Tuesday, February 23, 2016

Grandmama's Salt & Pepper Shakers

6x6" Oil on panel
Grandmama's Salt & Pepper Shakers- $NFS 

Painting these vintage shakers took me back to my grandmother's kitchen and all the cool retro dishes and appliances. These shakers were difficult to paint (glass is hard for me) and at this point I can't part with this little painting. I may try a new arrangement of them and then I'll be able to sell one or the other.

Drying issues:  I've already started and finished another painting of a vintage kitchen piece but I want to let my paintings have a chance to dry before I post. When I started this blog, I didn't have a clear understanding of how long to wait before posting. Definitely, I need to let my paintings dry enough to varnish. I use Gamvar which can be applied as soon as they are dry to the touch; however, that can take at least a week or more.

Tuesday, February 2, 2016

Red Onion Delight

Red Onion Delight (6x6" oil on panel)
Red Onion Delight-  SOLD

Painting this onion was fun! I started this painting with an underpainting of burnt umber and mineral spirits and everything was much easier after this.

My own panels: On my previous small daily paintings I used Ampersand Gessobords. These are wonderful panels and I would recommend them to anyone who doesn't want to spend a little time making your own. Though I had never done it before, I decided I could make my own with the help of my handy husband--who knows how to work with power tools. So he cut a bunch of 6x6 inch panels from tempered masonite board (purchased from my favorite Home Depot), and I sanded and applied gesso (3 coats) to each small panel. First, I lightly sanded each panel with 150 grit; after this I applied the first coat of gesso. Then I sanded again between each coat with 400 grit sandpaper. Make sure you do it lightly. If you need more help, try this You tube video by Pauly Tamez. I watched many but this was one of the easiest to follow.
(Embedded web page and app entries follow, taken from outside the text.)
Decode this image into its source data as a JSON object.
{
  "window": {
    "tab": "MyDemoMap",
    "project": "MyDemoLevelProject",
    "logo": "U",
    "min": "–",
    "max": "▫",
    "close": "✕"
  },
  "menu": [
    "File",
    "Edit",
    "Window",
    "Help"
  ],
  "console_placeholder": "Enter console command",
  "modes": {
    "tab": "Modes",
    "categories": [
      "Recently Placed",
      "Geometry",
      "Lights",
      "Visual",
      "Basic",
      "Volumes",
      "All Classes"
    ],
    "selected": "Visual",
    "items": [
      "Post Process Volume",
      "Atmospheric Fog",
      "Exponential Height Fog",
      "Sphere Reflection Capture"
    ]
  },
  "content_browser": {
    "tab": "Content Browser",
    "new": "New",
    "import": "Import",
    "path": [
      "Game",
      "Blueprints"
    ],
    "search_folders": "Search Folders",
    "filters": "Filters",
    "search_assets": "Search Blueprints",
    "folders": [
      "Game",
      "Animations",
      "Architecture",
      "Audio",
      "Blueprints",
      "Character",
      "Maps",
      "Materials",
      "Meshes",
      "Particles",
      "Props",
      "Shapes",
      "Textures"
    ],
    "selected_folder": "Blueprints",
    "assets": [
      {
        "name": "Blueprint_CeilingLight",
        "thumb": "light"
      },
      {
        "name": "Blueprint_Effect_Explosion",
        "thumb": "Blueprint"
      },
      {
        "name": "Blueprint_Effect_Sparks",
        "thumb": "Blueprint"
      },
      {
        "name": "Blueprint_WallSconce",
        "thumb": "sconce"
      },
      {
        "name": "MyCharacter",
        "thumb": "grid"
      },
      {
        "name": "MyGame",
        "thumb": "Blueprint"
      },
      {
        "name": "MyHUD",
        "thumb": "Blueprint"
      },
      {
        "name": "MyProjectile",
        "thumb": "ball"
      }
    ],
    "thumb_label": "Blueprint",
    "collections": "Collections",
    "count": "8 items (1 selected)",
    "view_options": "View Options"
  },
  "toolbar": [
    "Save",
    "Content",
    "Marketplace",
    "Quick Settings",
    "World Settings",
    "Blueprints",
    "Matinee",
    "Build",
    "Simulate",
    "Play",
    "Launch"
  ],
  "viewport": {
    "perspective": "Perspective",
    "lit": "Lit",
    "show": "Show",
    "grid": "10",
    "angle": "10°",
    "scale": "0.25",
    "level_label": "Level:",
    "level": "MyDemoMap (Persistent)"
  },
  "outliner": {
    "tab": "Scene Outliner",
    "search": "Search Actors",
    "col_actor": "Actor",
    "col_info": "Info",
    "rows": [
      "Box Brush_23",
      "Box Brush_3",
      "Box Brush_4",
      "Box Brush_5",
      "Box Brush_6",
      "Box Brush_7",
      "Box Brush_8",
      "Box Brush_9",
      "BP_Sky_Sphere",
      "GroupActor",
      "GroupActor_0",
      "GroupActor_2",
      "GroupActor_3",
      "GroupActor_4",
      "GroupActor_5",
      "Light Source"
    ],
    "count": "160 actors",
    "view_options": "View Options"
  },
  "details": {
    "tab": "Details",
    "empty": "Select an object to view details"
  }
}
Signing my name: This is difficult for me. Sometimes it looks like I've forged my own signature--but badly! So on some of these small panels I've opted for my initials. It gets the job done and is much less frustrating.